◆ YOUR TASK ◆
Would you give the number of lines below in which the string "file" appears? Nothing else is needed.

━━ INFORMATION SHOWN

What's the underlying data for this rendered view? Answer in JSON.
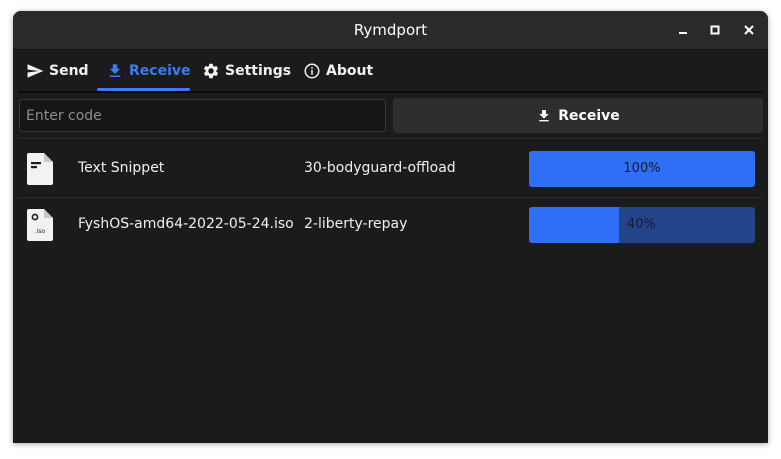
{
  "window": {
    "title": "Rymdport",
    "controls": [
      "minimize-icon",
      "maximize-icon",
      "close-icon"
    ]
  },
  "tabs": [
    {
      "label": "Send",
      "icon": "send-icon",
      "active": false
    },
    {
      "label": "Receive",
      "icon": "download-icon",
      "active": true
    },
    {
      "label": "Settings",
      "icon": "gear-icon",
      "active": false
    },
    {
      "label": "About",
      "icon": "info-icon",
      "active": false
    }
  ],
  "receive_form": {
    "code_placeholder": "Enter code",
    "code_value": "",
    "button_label": "Receive",
    "button_icon": "download-icon"
  },
  "transfers": [
    {
      "icon": "text-file-icon",
      "name": "Text Snippet",
      "code": "30-bodyguard-offload",
      "progress": 1.0,
      "progress_label": "100%"
    },
    {
      "icon": "iso-file-icon",
      "icon_label": ".iso",
      "name": "FyshOS-amd64-2022-05-24.iso",
      "code": "2-liberty-repay",
      "progress": 0.4,
      "progress_label": "40%"
    }
  ],
  "colors": {
    "accent": "#3c7bf0",
    "progress_fill": "#2f6ff5",
    "progress_track": "#24448a",
    "background": "#1b1b1b",
    "titlebar": "#2a2a2a"
  }
}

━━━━

◆ RESULT OF THE TASK ◆
2